• Activity:
The expected answer comprises all lines from the entries that contain the string "pacotes".

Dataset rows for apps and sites
__________
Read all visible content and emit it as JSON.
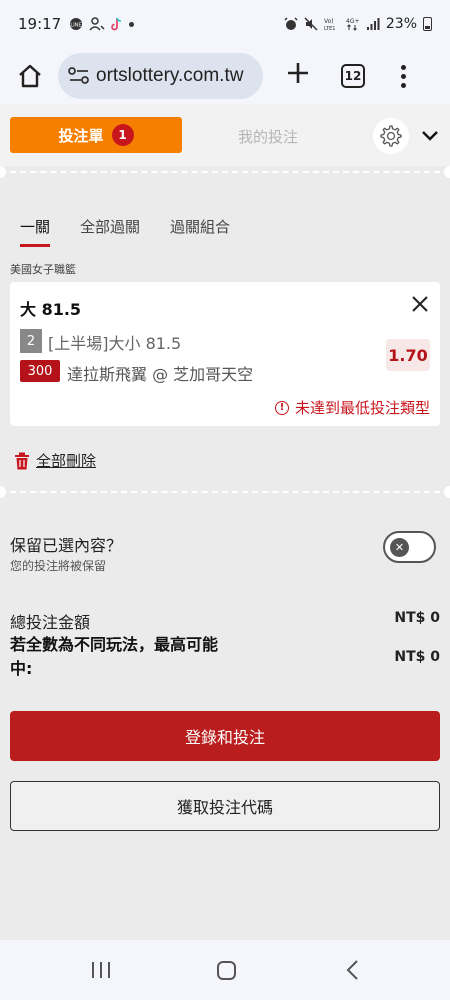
{
  "status_bar": {
    "time": "19:17",
    "battery": "23%",
    "network": "4G+"
  },
  "browser": {
    "url": "ortslottery.com.tw",
    "tab_count": "12"
  },
  "header": {
    "betslip_label": "投注單",
    "betslip_count": "1",
    "my_bets_label": "我的投注"
  },
  "bet_types": {
    "tabs": [
      {
        "label": "一關"
      },
      {
        "label": "全部過關"
      },
      {
        "label": "過關組合"
      }
    ],
    "active_index": 0
  },
  "league": "美國女子職籃",
  "selection": {
    "title": "大 81.5",
    "market_num": "2",
    "market": "[上半場]大小 81.5",
    "match_code": "300",
    "match": "達拉斯飛翼 @ 芝加哥天空",
    "odds": "1.70",
    "warning": "未達到最低投注類型"
  },
  "actions": {
    "delete_all": "全部刪除",
    "login_bet": "登錄和投注",
    "get_code": "獲取投注代碼"
  },
  "retain": {
    "title": "保留已選內容？",
    "subtitle": "您的投注將被保留",
    "enabled": false
  },
  "totals": {
    "total_label": "總投注金額",
    "total_value": "NT$ 0",
    "max_win_label": "若全數為不同玩法，最高可能中:",
    "max_win_value": "NT$ 0"
  }
}
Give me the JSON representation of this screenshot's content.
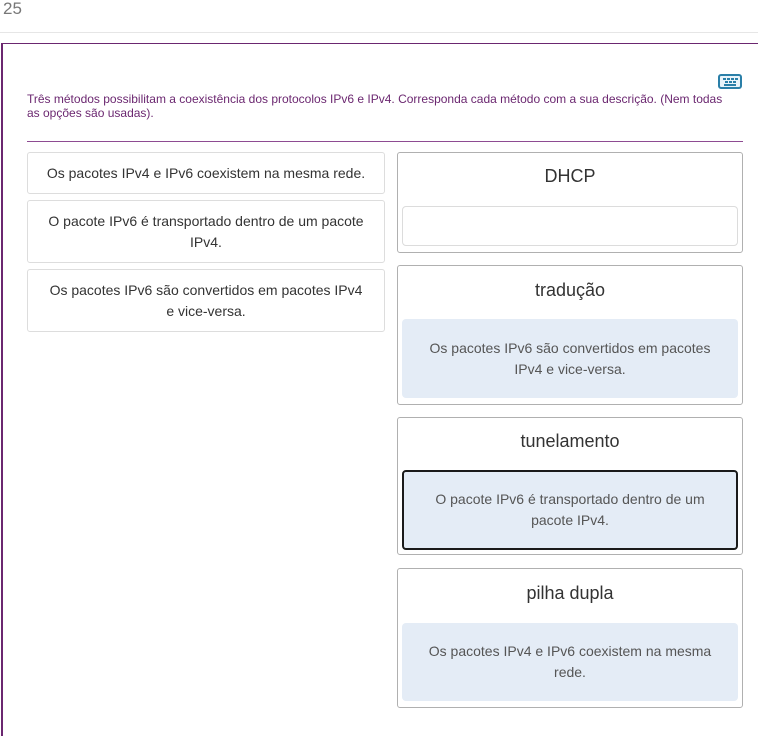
{
  "question": {
    "number": "25",
    "instruction": "Três métodos possibilitam a coexistência dos protocolos IPv6 e IPv4. Corresponda cada método com a sua descrição. (Nem todas as opções são usadas)."
  },
  "options": [
    {
      "text": "Os pacotes IPv4 e IPv6 coexistem na mesma rede."
    },
    {
      "text": "O pacote IPv6 é transportado dentro de um pacote IPv4."
    },
    {
      "text": "Os pacotes IPv6 são convertidos em pacotes IPv4 e vice-versa."
    }
  ],
  "targets": [
    {
      "title": "DHCP",
      "answer": ""
    },
    {
      "title": "tradução",
      "answer": "Os pacotes IPv6 são convertidos em pacotes IPv4 e vice-versa."
    },
    {
      "title": "tunelamento",
      "answer": "O pacote IPv6 é transportado dentro de um pacote IPv4."
    },
    {
      "title": "pilha dupla",
      "answer": "Os pacotes IPv4 e IPv6 coexistem na mesma rede."
    }
  ],
  "icons": {
    "keyboard": "keyboard-icon"
  },
  "colors": {
    "accent": "#6b2770",
    "drop_zone": "#e4ecf6",
    "keyboard_icon": "#2a7fa8"
  }
}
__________
• Task answer:
      "text": "Os pacotes IPv4 e IPv6 coexistem na mesma rede."
      "text": "Os pacotes IPv6 são convertidos em pacotes IPv4 e vice-versa."
      "answer": "Os pacotes IPv6 são convertidos em pacotes IPv4 e vice-versa."
      "answer": "Os pacotes IPv4 e IPv6 coexistem na mesma rede."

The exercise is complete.